→ **AIM OF THE EXERCISE**:
Return the data verbatim, without pictures.
(EXTRACTED ENTRIES begins)
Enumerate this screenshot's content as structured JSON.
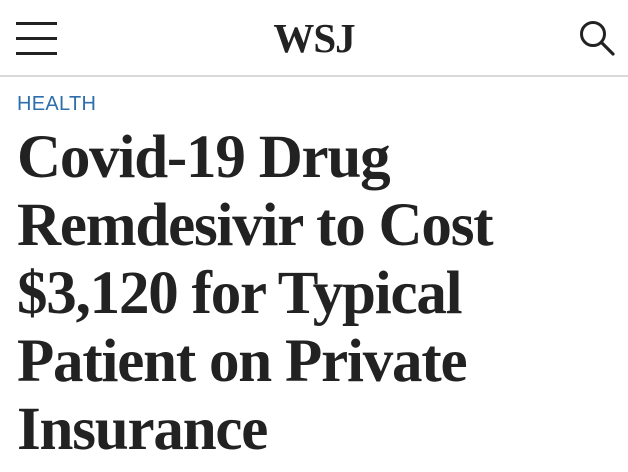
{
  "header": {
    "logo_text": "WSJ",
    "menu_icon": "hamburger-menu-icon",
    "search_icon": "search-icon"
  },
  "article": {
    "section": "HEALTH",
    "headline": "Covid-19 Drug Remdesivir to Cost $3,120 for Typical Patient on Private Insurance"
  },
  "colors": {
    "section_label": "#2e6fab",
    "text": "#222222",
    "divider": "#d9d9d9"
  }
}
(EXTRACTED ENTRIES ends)
→ **OUTPUT FOR THIS TASK**:
Enumerate this screenshot's content as structured JSON.
{
  "header": {
    "logo_text": "WSJ",
    "menu_icon": "hamburger-menu-icon",
    "search_icon": "search-icon"
  },
  "article": {
    "section": "HEALTH",
    "headline": "Covid-19 Drug Remdesivir to Cost $3,120 for Typical Patient on Private Insurance"
  },
  "colors": {
    "section_label": "#2e6fab",
    "text": "#222222",
    "divider": "#d9d9d9"
  }
}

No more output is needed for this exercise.